- Try it out. Push gently so the jar does not tumble off. You might need a helper to gently keep the construction upright. Was your prediction correct?
- If you can lift this weight with ease, take the jar of the platform, push the piston of the secondary syringe down until the primary syringe is filled with liquid, and then place two jars (or another heavier weight) on the platform and try again. Repeat this step until you feel it is hard to lift the weight mounted on the platform.
- As you are repeating this step, notice how high your load (the jar with water) is moving. Write this distance down.
- Once you find the amount, write down what you had on the plate as weights. If you have a scale available, weigh the largest weight that you are still able to lift.
- You just tested a design in which the primary and secondary syringes are equal in size. Switch the secondary syringe (the syringe that holds the weights) to one that is larger than the primary syringe. Do you think you will be able to lift more weight, less weight, or about the same weight with this design? Do you think the jar will move up more, less, or about the same? Why do you think this?
- Repeat the procedure with the larger secondary syringe to find out!
- Compare the measurements you made in both designs. Why do you think they are different? Which design would you choose to lift a heavy truck, and why?
- EXTRA: Try other combinations of syringe sizes. Can you see a pattern in your findings?
- EXTRA: This activity uses water as the liquid in the syringe system. Test a system filled with oil. How does this change affect the lift?
- EXTRA: Measure the radius of both the small and large secondary syringe cylinders. Can you use these numbers to find the factor by which the weight you can lift gets multiplied when you move from a small to a large syringe? Or can you use these numbers to find the factor by which the load’s movement is reduced?
- EXTRA: Make a hydraulically operated wheelchair lift, dental office chair, or car lift for your toys.
Observations and Results
You were probably able to lift much more weight with the large secondary syringe compared to the small secondary syringe, and the jar probably moved over a much shorter distance. That is exactly what happens in a hydraulic lift when the secondary piston is larger than the primary piston.
When you press one piston, the liquid inside the closed system feels the pressure, and it presses with an equal amount against the other piston. Because pressure is created by applying force over an area, a small push on a small area creates the same pressure as a much larger push on a much larger area. That is why a hydraulic lift can multiply a force: you push on a small piston, the pressure that is created moves through the liquid to a much larger piston, and the load on the larger piston feels a much larger push than the one you first made. For the same reason, you could move more weight with a large secondary syringe compared to a smaller one.
Did you see how liquid was transferred from one column to the other in the process? Because the volume of liquid does not change, the larger piston will not move as much as the smaller piston, but that is a small price to pay to be able to lift a heavy object.

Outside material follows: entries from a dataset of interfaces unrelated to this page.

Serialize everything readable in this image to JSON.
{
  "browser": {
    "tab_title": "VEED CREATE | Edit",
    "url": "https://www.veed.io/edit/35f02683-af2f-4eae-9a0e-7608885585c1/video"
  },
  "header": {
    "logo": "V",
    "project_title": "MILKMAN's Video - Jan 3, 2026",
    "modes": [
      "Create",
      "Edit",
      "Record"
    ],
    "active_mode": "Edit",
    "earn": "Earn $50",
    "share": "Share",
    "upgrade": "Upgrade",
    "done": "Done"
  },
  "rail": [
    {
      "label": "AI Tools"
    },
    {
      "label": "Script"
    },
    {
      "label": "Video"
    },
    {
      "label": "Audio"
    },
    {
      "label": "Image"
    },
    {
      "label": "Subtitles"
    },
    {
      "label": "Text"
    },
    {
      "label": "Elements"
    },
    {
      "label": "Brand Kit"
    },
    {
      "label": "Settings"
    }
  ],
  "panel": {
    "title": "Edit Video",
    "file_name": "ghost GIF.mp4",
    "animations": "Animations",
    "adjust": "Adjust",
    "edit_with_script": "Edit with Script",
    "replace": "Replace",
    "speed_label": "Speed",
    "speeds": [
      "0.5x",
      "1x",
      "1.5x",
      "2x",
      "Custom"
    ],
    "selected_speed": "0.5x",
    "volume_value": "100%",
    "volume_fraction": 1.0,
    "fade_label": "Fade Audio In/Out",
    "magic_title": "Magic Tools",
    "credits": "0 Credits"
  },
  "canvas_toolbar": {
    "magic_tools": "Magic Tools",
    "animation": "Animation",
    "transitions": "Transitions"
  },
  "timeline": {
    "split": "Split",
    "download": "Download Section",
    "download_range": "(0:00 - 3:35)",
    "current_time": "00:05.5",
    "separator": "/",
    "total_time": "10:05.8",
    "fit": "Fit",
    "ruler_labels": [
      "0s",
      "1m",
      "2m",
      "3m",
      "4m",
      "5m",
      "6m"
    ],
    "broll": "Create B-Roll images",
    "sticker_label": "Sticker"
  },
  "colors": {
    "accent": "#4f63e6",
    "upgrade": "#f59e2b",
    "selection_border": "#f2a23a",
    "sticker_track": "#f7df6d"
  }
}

On the left, a hydraulic lift where the secondary syringe is much wider than the primary syringe. A large toy truck is on the platform. The secondary piston does not stick out by much while the primary piston is fully pushed in. On the right, a similar hydraulic lift where the secondary syringe is much narrower. A toy car is on the platform. The secondary piston stick out completely lifting the car over a large distance.
Ask an Expert
Jack It Up! Lift a Load Using Hydraulics, by Science Buddies
The multiplication of force by a hydraulic system, by Wisc Online
Dam Design, Scientific American
Science Activities for All Ages!, from Science Buddies